Conventional wisdom about the environmental impact of cities holds that urbanization and environmental quality are necessarily at odds. Cities are seen to be sites of ecological disruption, consuming a disproportionate share of natural resources, producing high levels of pollution, and concentrating harmful emissions precisely where the population is most concentrated. Cities appear to be particularly vulnerable to natural disasters, to be inherently at risk from outbreaks of infectious diseases, and even to offer dysfunctional and unnatural settings for human life. In this book, William Meyer tests these widely held beliefs against the evidence.
Borrowing some useful terminology from the public health literature, Meyer weighs instances of “urban penalty” against those of “urban advantage.” He finds that many supposed urban environmental penalties are illusory, based on commonsense preconceptions and not on solid evidence. In fact, greater degrees of “urbanness” often offer advantages rather than penalties.
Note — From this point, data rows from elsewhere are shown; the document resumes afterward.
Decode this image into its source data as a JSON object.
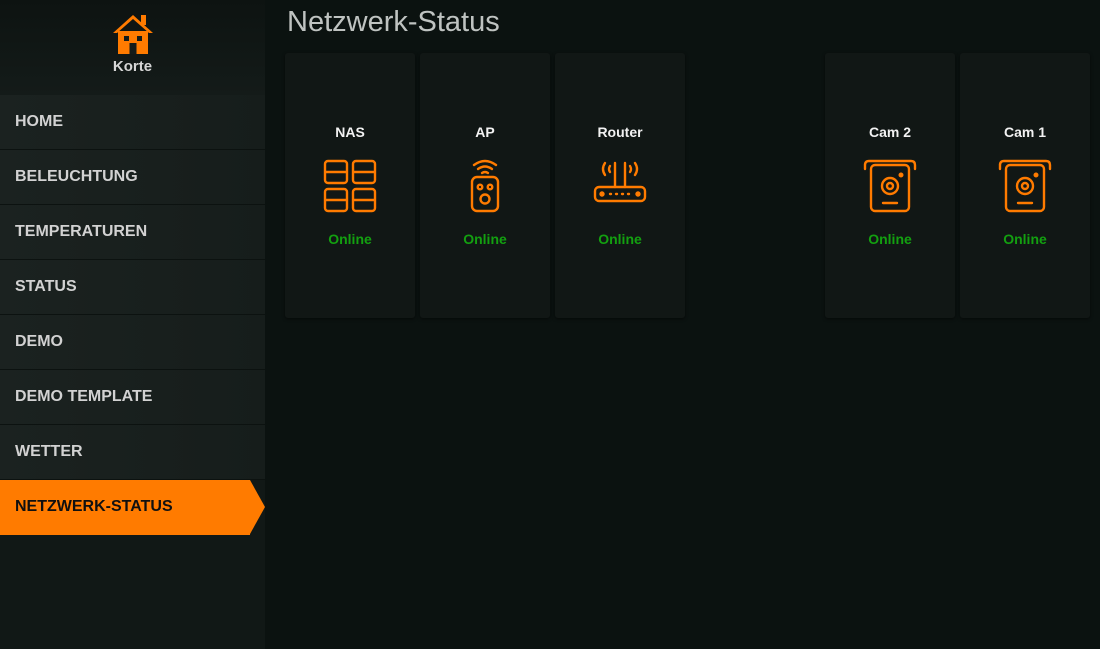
{
  "brand": {
    "name": "Korte",
    "icon": "house-icon"
  },
  "nav": {
    "items": [
      {
        "label": "HOME"
      },
      {
        "label": "BELEUCHTUNG"
      },
      {
        "label": "TEMPERATUREN"
      },
      {
        "label": "STATUS"
      },
      {
        "label": "DEMO"
      },
      {
        "label": "DEMO TEMPLATE"
      },
      {
        "label": "WETTER"
      },
      {
        "label": "NETZWERK-STATUS",
        "active": true
      }
    ]
  },
  "page": {
    "title": "Netzwerk-Status"
  },
  "devices": [
    {
      "name": "NAS",
      "status": "Online",
      "icon": "nas-icon"
    },
    {
      "name": "AP",
      "status": "Online",
      "icon": "access-point-icon"
    },
    {
      "name": "Router",
      "status": "Online",
      "icon": "router-icon"
    },
    {
      "name": "Cam 2",
      "status": "Online",
      "icon": "camera-icon"
    },
    {
      "name": "Cam 1",
      "status": "Online",
      "icon": "camera-icon"
    }
  ],
  "colors": {
    "accent": "#ff7b00",
    "online": "#13a010",
    "background": "#0b1210"
  }
}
The characteristic compactness of cities, for example, lessens the pressure on ecological systems and enables resource consumption to be more efficient. On the whole, Meyer reports, cities offer greater safety from environmental hazards (geophysical, technological, and biological) than more dispersed settlement does. In fact, the city-defining characteristics widely supposed to result in environmental penalties do much to account for cities’ environmental advantages.
As of 2008 (according to U.N. statistics), more people live in cities than in rural areas. Meyer’s analysis clarifies the effects of such a profound shift, covering a full range of environmental issues in urban settings.
The hardcover edition does not include a dust jacket.
About the Author
William B. Meyer is Associate Professor of Geography at Colgate University. He is the author of Americans and Their Weather: A History and Human Impact on the Earth.
“William Meyer concisely and engagingly demolishes the persistent popular misconception that cities are bad for people and the environment. Adjusting for wealth and population density, he shows that the town beats the country on almost all indicators of environment and pollution, resource consumption, and human health and well-being. This is a must-read for friends and foes of the city alike.”
—Steve Rayner, James Martin Professor and Director of the Program for the Future of Cities, Oxford University
“William Meyer has amassed an impressive critique of the commonsense notion of an urban penalty. He marshals this considerable evidence into a persuasive argument that exposes the fallacies in the popular view and showcases the efficiencies and environmental benefits offered by city living. This work is vitally important reading for those interested in the future of urban life.”
—Craig E. Colten, Carl O. Sauer Professor, Department of Geography and Anthropology, Louisiana State University
“This book is a significant contribution to the field of urban studies. It will be valuable for researchers in many diverse fields, including planning, geography, sociology, and history. It will also be a book that policy makers should read because it dismantles a number of the arguments that are being used to slow the movement of people to cities.”
—Timothy Crimmins, Director of the Center for Neighborhood and Metropolitan Studies, Georgia State University